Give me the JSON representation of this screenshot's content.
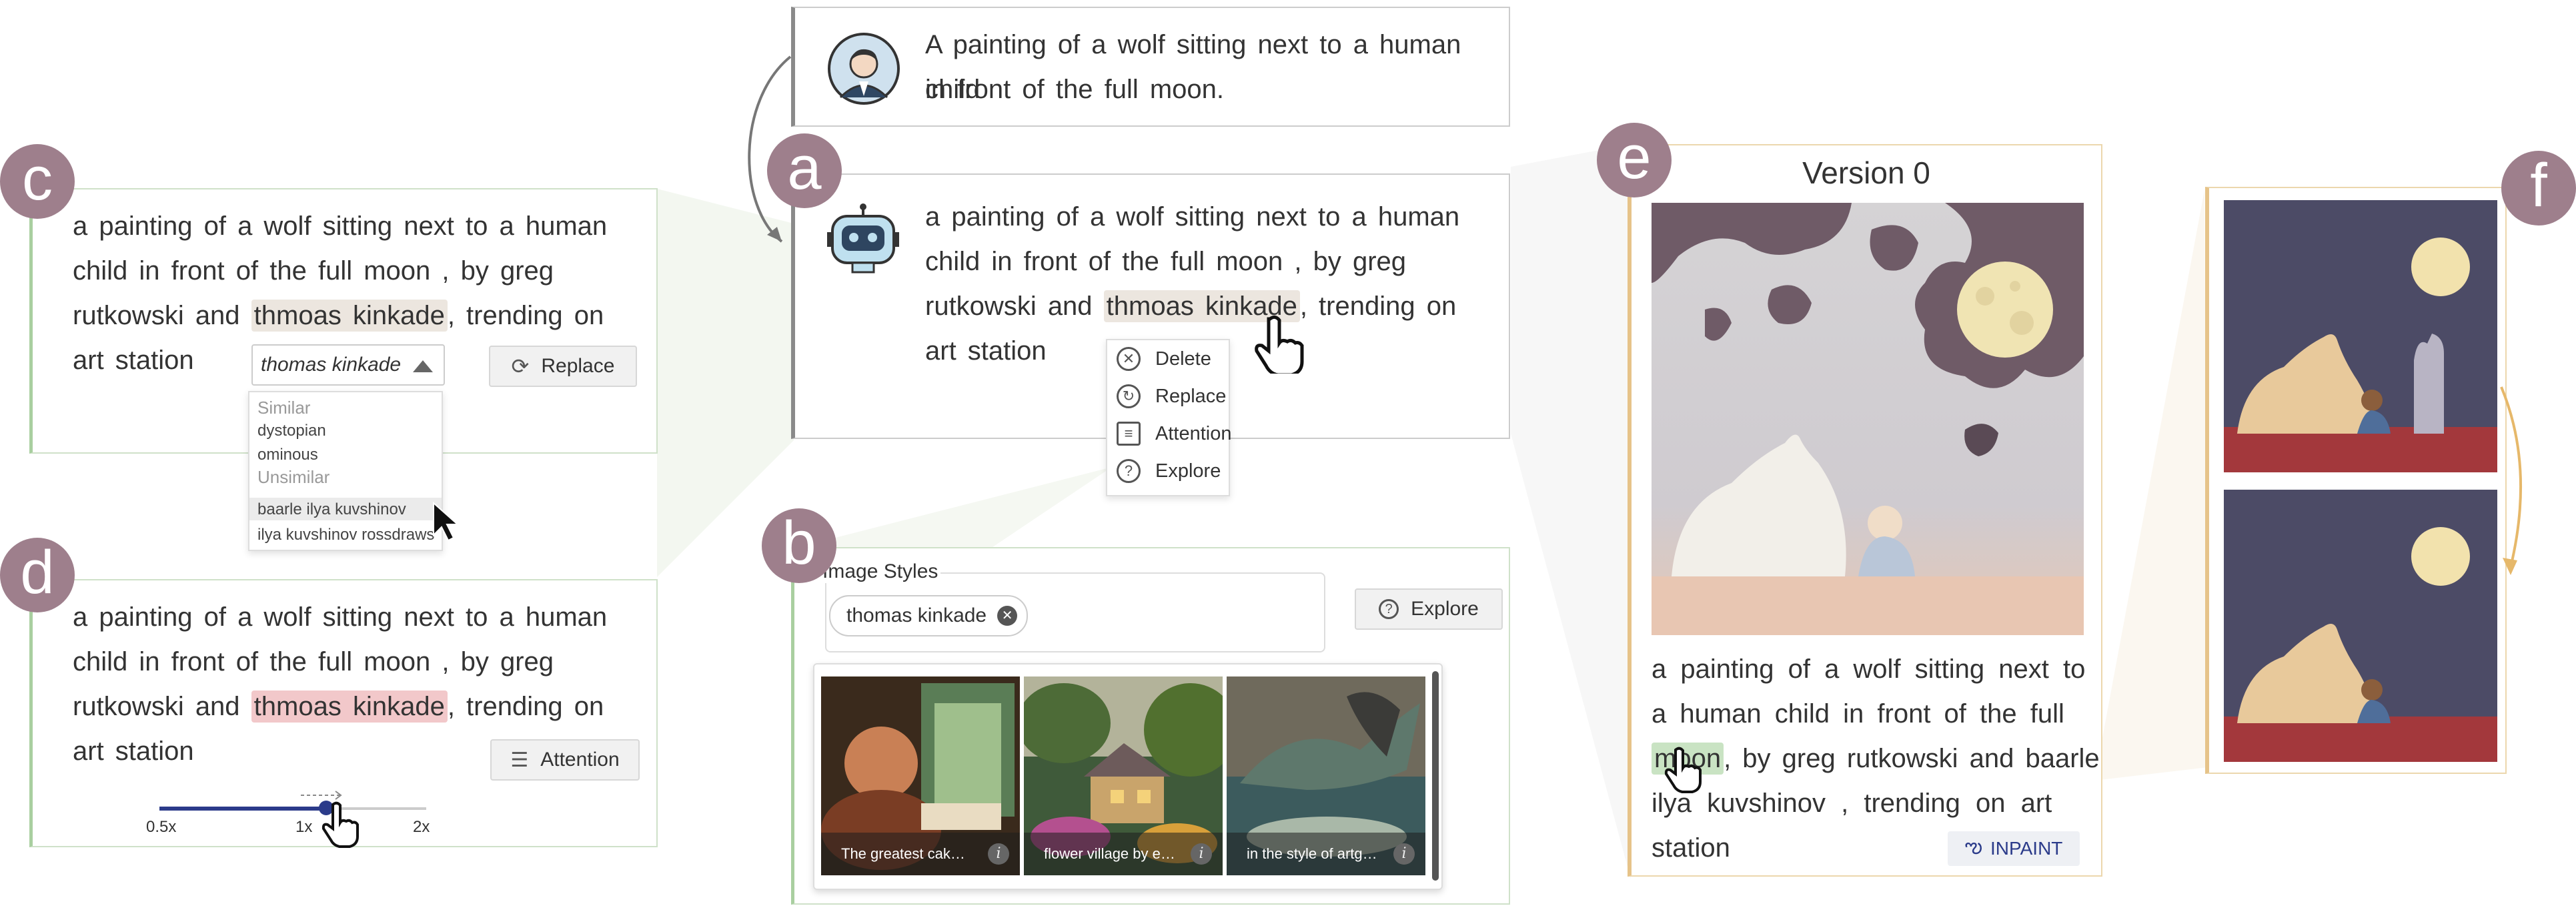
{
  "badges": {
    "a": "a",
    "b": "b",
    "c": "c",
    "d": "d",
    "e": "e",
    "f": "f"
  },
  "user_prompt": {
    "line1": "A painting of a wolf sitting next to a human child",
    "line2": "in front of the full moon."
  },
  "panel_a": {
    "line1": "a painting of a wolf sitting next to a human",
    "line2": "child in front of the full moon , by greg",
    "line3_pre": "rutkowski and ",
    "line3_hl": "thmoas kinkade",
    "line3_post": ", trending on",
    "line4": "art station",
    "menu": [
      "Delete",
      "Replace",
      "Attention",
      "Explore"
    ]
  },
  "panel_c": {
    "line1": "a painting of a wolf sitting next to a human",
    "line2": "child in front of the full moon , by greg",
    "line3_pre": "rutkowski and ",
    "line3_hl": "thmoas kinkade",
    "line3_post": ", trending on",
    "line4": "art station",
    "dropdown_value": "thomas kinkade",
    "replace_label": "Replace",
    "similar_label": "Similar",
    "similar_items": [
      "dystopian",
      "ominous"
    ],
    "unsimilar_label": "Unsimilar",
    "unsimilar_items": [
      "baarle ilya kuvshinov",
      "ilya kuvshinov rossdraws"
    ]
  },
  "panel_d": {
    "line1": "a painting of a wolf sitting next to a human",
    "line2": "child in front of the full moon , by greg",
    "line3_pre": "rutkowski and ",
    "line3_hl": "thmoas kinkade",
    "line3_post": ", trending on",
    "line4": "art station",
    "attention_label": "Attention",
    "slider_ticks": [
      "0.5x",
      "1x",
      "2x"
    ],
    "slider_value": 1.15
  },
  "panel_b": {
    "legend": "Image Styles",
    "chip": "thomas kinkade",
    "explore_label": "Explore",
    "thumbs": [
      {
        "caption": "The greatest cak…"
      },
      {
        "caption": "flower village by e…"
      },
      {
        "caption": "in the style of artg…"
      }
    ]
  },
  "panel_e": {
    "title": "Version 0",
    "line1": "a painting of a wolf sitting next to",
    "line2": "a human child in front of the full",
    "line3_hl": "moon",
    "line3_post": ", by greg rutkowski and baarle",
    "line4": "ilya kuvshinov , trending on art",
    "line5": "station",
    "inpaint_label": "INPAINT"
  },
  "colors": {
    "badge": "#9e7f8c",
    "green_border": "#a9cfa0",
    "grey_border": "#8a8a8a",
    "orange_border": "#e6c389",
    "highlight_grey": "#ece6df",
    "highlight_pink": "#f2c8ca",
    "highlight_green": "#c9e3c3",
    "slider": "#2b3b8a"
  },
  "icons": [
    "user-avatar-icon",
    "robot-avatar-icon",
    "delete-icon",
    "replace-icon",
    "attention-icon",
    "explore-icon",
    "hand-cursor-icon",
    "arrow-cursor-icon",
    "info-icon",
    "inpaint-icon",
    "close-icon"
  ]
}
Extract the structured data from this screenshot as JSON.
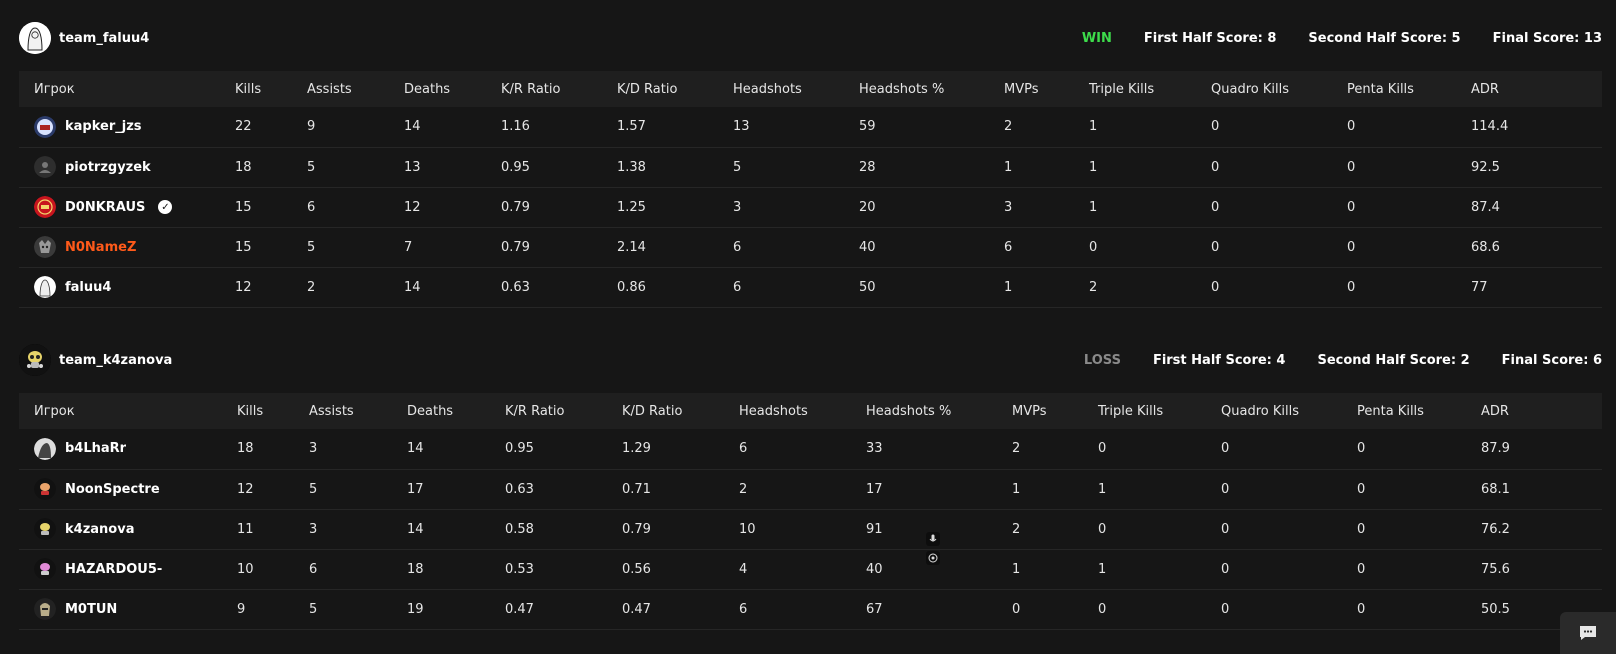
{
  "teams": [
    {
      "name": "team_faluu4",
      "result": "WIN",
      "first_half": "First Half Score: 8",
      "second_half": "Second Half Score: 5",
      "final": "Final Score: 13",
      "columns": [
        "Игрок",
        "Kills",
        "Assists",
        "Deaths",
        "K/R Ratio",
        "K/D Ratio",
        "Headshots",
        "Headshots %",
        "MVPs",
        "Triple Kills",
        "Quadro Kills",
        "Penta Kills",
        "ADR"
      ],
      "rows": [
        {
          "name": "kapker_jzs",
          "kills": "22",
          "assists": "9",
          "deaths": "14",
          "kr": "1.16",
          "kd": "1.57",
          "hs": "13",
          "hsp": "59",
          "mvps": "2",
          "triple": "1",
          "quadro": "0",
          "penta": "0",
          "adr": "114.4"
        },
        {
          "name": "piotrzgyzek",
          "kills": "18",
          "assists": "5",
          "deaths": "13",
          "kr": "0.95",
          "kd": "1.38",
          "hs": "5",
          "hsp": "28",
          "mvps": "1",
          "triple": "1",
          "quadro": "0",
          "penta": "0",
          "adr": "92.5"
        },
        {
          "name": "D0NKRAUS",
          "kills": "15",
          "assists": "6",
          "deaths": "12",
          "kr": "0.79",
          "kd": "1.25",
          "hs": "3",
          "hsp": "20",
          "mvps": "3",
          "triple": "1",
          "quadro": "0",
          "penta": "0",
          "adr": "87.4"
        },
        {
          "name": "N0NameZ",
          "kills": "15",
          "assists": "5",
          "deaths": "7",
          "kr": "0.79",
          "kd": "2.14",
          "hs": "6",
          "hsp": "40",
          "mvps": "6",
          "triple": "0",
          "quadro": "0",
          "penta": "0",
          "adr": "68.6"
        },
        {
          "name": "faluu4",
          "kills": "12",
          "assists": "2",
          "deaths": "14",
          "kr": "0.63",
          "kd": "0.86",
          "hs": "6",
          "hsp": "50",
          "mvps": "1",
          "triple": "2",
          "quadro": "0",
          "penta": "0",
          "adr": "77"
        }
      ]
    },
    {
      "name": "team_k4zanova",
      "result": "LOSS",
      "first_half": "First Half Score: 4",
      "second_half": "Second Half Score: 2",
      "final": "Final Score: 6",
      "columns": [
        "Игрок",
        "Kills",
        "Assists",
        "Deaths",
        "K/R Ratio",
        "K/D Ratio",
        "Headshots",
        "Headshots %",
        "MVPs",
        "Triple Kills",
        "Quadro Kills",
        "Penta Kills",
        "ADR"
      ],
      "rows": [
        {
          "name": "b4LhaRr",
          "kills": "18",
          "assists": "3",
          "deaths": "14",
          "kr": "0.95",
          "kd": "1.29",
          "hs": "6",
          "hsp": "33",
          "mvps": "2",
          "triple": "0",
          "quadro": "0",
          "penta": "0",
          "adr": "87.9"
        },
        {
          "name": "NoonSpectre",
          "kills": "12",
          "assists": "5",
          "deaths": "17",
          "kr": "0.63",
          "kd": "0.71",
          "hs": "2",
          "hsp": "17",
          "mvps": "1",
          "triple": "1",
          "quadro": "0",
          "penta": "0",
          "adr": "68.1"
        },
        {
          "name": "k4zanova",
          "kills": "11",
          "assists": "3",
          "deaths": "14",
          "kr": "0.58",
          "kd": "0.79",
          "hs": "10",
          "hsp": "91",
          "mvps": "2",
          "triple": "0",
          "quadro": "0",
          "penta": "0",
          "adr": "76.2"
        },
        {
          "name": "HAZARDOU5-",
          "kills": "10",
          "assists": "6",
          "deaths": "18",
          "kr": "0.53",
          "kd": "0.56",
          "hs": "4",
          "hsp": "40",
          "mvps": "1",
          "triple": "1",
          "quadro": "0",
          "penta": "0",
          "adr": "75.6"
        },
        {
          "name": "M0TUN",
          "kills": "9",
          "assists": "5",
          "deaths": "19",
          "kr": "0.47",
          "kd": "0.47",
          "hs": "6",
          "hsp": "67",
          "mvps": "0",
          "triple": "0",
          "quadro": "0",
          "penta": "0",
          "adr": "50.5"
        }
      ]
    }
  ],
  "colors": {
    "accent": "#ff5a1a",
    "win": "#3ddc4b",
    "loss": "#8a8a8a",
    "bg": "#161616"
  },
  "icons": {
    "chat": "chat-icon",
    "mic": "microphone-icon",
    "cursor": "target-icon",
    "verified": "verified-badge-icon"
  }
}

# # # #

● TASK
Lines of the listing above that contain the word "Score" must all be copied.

● EXERCISE OUTPUT
      "first_half": "First Half Score: 8",
      "second_half": "Second Half Score: 5",
      "final": "Final Score: 13",
      "first_half": "First Half Score: 4",
      "second_half": "Second Half Score: 2",
      "final": "Final Score: 6",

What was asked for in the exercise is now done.